A spokeswoman for the Swedish Foreign Ministry told the Associated Press on Sunday that authorities were not aware of any “terror-linked major incidents” that occurred Friday night in Sweden. According to the spokeswoman, the Swedish Embassy in Washington has asked the State Department to clarify Trump's remarks.
Trump himself later attempted to clarify the remarks, tweeting: “My statement as to what's happening in Sweden was in reference to a story that was broadcast on @FoxNews concerning immigrants & Sweden.”
He was probably referring to a Tucker Carlson interview with Ami Horowitz. The filmmaker has blamed refugees for a purported crime wave in Sweden and alleged that authorities are trying to cover up the incidents.
White House spokeswoman Sarah Huckabee Sanders, addressing the matter on Sunday, told reporters that Trump “was talking about rising crime and recent incidents in general and not referring to a specific incident.”

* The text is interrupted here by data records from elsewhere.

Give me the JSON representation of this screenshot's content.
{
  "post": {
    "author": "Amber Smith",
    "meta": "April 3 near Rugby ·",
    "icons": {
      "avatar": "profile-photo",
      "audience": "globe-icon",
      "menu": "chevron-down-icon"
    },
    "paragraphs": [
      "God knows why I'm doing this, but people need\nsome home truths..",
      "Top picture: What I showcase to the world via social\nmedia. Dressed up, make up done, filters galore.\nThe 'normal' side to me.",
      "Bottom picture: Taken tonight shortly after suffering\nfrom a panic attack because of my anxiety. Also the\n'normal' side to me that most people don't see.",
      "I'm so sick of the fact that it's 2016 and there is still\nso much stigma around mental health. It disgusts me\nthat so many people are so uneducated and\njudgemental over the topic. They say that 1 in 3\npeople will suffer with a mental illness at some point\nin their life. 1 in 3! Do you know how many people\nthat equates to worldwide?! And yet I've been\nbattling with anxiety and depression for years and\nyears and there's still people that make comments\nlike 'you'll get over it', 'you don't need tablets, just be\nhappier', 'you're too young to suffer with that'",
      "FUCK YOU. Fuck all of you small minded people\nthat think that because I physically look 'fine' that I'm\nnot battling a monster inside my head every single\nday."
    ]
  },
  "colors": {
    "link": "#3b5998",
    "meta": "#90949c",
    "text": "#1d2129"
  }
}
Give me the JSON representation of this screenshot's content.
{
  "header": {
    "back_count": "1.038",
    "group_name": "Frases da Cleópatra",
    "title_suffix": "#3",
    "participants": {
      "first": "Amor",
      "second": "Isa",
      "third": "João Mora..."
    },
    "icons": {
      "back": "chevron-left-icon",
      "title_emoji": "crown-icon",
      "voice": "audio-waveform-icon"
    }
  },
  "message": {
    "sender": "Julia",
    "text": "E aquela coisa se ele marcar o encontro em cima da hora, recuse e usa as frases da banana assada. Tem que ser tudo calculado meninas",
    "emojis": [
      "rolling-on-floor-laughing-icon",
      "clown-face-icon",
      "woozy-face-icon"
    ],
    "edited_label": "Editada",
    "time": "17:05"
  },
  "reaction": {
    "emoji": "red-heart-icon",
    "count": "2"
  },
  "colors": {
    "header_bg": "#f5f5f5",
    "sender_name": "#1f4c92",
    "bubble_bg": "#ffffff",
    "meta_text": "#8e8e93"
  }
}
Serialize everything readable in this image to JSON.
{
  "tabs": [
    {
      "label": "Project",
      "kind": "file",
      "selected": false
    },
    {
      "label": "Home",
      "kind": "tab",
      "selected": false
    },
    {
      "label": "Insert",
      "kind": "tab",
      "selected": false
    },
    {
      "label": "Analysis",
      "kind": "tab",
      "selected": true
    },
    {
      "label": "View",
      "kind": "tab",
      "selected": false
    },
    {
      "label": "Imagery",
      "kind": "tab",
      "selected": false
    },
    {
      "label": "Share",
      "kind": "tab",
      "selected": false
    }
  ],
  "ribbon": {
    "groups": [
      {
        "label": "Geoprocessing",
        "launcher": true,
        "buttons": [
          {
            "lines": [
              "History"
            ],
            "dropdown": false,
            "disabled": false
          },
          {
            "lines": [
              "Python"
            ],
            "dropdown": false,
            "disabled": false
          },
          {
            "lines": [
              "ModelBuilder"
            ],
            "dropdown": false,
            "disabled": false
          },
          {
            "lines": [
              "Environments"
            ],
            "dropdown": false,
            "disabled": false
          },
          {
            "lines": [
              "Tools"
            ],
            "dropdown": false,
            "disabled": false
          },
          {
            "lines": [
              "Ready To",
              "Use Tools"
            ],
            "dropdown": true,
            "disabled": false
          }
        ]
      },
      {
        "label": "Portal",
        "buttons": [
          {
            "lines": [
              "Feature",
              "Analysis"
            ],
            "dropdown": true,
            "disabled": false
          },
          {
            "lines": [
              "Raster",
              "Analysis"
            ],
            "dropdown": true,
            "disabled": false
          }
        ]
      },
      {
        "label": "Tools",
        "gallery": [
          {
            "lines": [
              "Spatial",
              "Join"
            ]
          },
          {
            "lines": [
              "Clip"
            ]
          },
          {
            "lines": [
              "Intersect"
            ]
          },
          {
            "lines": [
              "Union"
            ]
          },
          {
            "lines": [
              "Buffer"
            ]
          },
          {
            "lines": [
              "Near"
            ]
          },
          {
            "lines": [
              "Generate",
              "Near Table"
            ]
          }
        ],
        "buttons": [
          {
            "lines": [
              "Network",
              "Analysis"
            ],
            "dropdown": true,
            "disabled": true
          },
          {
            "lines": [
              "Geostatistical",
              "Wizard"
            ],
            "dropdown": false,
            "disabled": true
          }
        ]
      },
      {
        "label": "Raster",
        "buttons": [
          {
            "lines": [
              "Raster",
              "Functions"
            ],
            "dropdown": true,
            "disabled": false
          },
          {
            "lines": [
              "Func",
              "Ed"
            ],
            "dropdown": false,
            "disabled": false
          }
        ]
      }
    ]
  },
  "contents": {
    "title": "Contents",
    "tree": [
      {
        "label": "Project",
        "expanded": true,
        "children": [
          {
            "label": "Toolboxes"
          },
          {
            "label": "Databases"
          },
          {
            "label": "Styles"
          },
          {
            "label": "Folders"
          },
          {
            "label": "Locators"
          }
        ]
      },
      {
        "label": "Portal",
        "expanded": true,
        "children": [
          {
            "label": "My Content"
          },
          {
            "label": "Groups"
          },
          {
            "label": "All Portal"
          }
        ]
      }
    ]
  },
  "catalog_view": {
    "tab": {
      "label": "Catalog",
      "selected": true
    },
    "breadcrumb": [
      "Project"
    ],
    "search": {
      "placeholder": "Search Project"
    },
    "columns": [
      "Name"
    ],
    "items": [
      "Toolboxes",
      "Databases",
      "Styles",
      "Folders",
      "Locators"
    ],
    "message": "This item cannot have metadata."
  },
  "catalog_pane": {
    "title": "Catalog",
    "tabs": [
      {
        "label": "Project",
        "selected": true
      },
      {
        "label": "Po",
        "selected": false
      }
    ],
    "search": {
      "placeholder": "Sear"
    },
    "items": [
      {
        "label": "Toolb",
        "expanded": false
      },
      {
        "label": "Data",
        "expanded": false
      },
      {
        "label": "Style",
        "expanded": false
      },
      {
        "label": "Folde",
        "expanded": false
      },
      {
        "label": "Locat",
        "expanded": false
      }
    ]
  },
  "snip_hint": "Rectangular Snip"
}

Trump's new tweet came after speculation over the incident he referred to had circulated on social media for nearly a day. Although he did not explicitly say it, his remarks were widely perceived as suggesting that an attack occurred Friday night in Sweden. “Sweden? Terror attack? What has he been smoking? Questions abound,” former Swedish prime minister Carl Bildt said on Twitter.
Others reacted by posting photos of how they believe Sweden really looked Friday night, using the hashtag #LastNightInSweden.
Sweden, you ok? Call me.— Stephen Mangan (@StephenMangan) February 19, 2017
The White House already faced criticism this month after it included an incident in the Swedish city of Malmo on its list of allegedly underreported terrorist attacks. In October, arson caused smoke damage at an Iraqi community center in Malmo. A judge, however, ruled that there was no evidence that the incident was a “terror attack” — months before the White House released the list that referred to the incident.
Sweden took in more refugees per capita than any other country in Europe at the height of the migrant influx in 2015. The country has long viewed itself as having a moral obligation to take in refugees from war-torn countries. But Sweden reached its limits as other European Union neighbors refused to fulfill their commitments.
The influx of refugees has not come without problems in Sweden, but mainstream politicians and immigration experts say the criticism has been disproportionate. In summer 2016, Swedish embassies were tasked to counter rumors or false information about Sweden's experience with taking in large numbers of immigrants.
Speaking Friday, one day before Trump made his remarks, Henrik Selin of the Swedish Institute said there are “people whose political agenda suggests they would like to tell the story of countries not being able to receive that many refugees, who seem to want to exaggerate problems,” according to Radio Sweden.
Although Sweden views itself as increasingly isolated in regard to its pro-immigration stance, the country found widespread support on social media Sunday. “Dear @realDonaldTrump,” Alexander Stubb, a former prime minister of Finland, tweeted. “Sweden is immigration friendly, international & liberal. One of the most prosperous, richest, safest places on earth.”
And a country with relatively calm Friday nights, it seems.
Jenna Johnson contributed to this report.